How to Gamble Responsibly

Gambling is an activity in which people bet something of value, such as money or property, on the outcome of a game or contest. It has a long history and is a popular form of entertainment in many countries. However, gambling can also be addictive and lead to financial problems. Here are some tips to help you gamble responsibly:

Gambling can have both negative and positive effects on society. It can create economic development and create jobs, but it can also affect social relations and the mental health of its players. In addition, it has the potential to encourage a culture of hedonistic behavior and reward greed. This is a major concern, and it should be carefully considered before gambling is legalized in any country.

In some cases, the benefits of gambling can outweigh its costs. For example, some people may use it as a way to meet new friends or unwind after a stressful day at work. However, it is important to remember that there are healthier ways to relieve unpleasant feelings. You can try exercising, spending time with friends who don’t gamble, or practicing relaxation techniques.
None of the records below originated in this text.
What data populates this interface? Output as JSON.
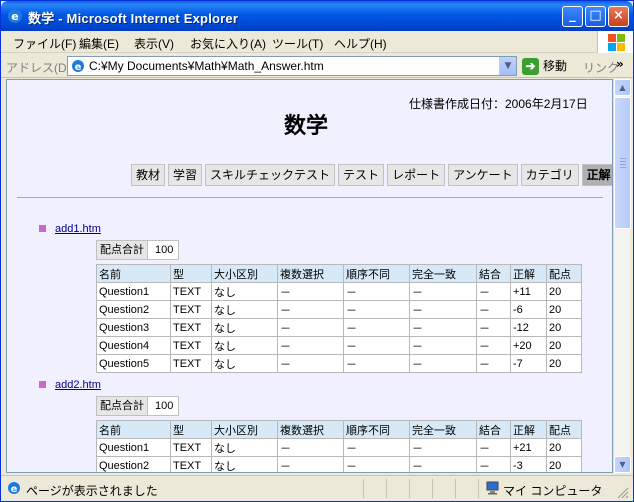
{
  "window": {
    "title": "数学 - Microsoft Internet Explorer"
  },
  "menu": [
    "ファイル(F)",
    "編集(E)",
    "表示(V)",
    "お気に入り(A)",
    "ツール(T)",
    "ヘルプ(H)"
  ],
  "address": {
    "label": "アドレス(D)",
    "url": "C:¥My Documents¥Math¥Math_Answer.htm",
    "go_label": "移動",
    "links_label": "リンク",
    "more_label": "»"
  },
  "page": {
    "date": "仕様書作成日付：2006年2月17日",
    "title": "数学",
    "nav": [
      {
        "label": "教材",
        "active": false
      },
      {
        "label": "学習",
        "active": false
      },
      {
        "label": "スキルチェックテスト",
        "active": false
      },
      {
        "label": "テスト",
        "active": false
      },
      {
        "label": "レポート",
        "active": false
      },
      {
        "label": "アンケート",
        "active": false
      },
      {
        "label": "カテゴリ",
        "active": false
      },
      {
        "label": "正解",
        "active": true
      }
    ],
    "columns": [
      "名前",
      "型",
      "大小区別",
      "複数選択",
      "順序不同",
      "完全一致",
      "結合",
      "正解",
      "配点"
    ],
    "score_label": "配点合計",
    "files": [
      {
        "name": "add1.htm",
        "total": "100",
        "rows": [
          [
            "Question1",
            "TEXT",
            "なし",
            "－",
            "－",
            "－",
            "－",
            "+11",
            "20"
          ],
          [
            "Question2",
            "TEXT",
            "なし",
            "－",
            "－",
            "－",
            "－",
            "-6",
            "20"
          ],
          [
            "Question3",
            "TEXT",
            "なし",
            "－",
            "－",
            "－",
            "－",
            "-12",
            "20"
          ],
          [
            "Question4",
            "TEXT",
            "なし",
            "－",
            "－",
            "－",
            "－",
            "+20",
            "20"
          ],
          [
            "Question5",
            "TEXT",
            "なし",
            "－",
            "－",
            "－",
            "－",
            "-7",
            "20"
          ]
        ]
      },
      {
        "name": "add2.htm",
        "total": "100",
        "rows": [
          [
            "Question1",
            "TEXT",
            "なし",
            "－",
            "－",
            "－",
            "－",
            "+21",
            "20"
          ],
          [
            "Question2",
            "TEXT",
            "なし",
            "－",
            "－",
            "－",
            "－",
            "-3",
            "20"
          ]
        ]
      }
    ]
  },
  "status": {
    "text": "ページが表示されました",
    "zone": "マイ コンピュータ"
  },
  "colors": {
    "titlebar": "#0058e6",
    "content_bg": "#f0f0ff",
    "bullet": "#cc66cc",
    "table_header": "#d7e9f7"
  }
}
Another benefit of gambling is its ability to improve a person’s intelligence. This is because some games require careful strategy and the player must think about all possible outcomes of the bet. This can also help improve a person’s emotional regulation skills, which are necessary for coping with life events.

Furthermore, studies have shown that older adults who participate in recreational gambling tend to have better physical and mental health functioning than nongamblers. This suggests that it can promote optimism and increase self-esteem in people who are struggling with difficult life circumstances.
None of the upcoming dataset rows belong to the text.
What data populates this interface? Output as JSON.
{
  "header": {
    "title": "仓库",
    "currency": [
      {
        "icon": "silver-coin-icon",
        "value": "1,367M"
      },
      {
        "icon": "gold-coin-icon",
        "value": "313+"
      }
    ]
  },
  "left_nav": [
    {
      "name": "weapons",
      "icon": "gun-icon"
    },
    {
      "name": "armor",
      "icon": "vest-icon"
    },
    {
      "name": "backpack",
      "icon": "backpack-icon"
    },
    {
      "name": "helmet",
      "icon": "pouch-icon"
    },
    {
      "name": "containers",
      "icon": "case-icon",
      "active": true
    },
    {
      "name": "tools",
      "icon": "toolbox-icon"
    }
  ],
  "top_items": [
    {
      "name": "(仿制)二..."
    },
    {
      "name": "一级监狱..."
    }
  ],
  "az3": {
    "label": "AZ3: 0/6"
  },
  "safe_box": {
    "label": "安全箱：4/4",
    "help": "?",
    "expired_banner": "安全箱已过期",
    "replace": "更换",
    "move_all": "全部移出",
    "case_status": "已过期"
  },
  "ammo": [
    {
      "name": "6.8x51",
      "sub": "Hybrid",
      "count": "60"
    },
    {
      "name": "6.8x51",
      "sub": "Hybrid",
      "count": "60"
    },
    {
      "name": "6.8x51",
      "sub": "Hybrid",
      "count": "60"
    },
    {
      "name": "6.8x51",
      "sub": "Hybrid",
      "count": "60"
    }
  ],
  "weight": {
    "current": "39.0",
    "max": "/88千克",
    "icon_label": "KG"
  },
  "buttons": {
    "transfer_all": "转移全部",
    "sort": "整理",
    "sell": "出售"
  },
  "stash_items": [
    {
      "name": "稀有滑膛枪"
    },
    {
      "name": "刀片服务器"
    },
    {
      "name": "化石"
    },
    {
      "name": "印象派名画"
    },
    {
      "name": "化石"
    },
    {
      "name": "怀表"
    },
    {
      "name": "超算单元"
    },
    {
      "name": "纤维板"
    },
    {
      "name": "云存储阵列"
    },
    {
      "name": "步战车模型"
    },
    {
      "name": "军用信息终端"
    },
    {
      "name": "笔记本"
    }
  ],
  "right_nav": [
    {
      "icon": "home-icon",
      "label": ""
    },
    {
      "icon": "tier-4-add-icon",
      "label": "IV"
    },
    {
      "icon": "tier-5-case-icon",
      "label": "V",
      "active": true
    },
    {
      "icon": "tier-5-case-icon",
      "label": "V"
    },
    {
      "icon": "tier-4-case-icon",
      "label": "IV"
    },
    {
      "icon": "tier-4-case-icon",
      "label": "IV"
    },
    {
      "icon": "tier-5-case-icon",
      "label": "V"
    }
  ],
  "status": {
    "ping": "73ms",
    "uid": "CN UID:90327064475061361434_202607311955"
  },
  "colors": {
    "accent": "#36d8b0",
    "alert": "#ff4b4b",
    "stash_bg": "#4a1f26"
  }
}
It can also have a positive impact on the economy, as tax revenue from gambling supports local businesses and services. In addition, online casinos and sports betting sites offer a number of employment opportunities for people with the right skills. These benefits are particularly important for lower socioeconomic groups, where the hope of a small win can provide an incentive to keep going in the face of hardship.
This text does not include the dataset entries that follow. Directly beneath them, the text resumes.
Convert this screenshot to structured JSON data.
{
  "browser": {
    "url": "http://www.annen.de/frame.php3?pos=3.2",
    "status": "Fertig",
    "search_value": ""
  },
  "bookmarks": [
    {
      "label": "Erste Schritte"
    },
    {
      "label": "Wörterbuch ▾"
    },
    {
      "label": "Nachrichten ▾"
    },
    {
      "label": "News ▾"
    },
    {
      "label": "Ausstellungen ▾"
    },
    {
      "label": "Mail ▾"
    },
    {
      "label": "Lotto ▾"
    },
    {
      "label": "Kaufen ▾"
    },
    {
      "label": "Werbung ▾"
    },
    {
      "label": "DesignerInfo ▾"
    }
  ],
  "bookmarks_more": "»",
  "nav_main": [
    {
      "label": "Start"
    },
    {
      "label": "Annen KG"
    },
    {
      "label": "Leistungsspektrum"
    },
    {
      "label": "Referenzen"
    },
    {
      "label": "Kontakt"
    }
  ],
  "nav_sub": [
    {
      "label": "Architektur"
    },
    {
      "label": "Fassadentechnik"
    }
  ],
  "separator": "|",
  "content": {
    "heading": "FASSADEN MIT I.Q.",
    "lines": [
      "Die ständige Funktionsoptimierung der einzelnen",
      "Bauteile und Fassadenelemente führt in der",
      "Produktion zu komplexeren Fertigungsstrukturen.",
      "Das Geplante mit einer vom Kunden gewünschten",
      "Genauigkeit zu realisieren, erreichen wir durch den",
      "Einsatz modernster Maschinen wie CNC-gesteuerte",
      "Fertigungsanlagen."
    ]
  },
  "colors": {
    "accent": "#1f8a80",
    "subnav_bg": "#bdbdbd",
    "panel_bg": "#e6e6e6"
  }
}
However, it is crucial to understand that gambling causes impacts at three different levels: individual, interpersonal, and community/society. These impacts can have long-term consequences that change a person’s course of life and even pass between generations. In addition, they can be difficult to measure.

To avoid problem gambling, it is best to limit how much you gamble and set time and money limits for yourself. If you have a hard time staying on track, seek support from family and friends or join a peer group like Gamblers Anonymous. The group follows a 12-step program that helps people overcome addiction to gambling. The key is to find a sponsor, someone who has experience in gambling addiction recovery and can help you stay on track. In addition, get rid of credit cards and make sure you only have a certain amount of cash with you at all times.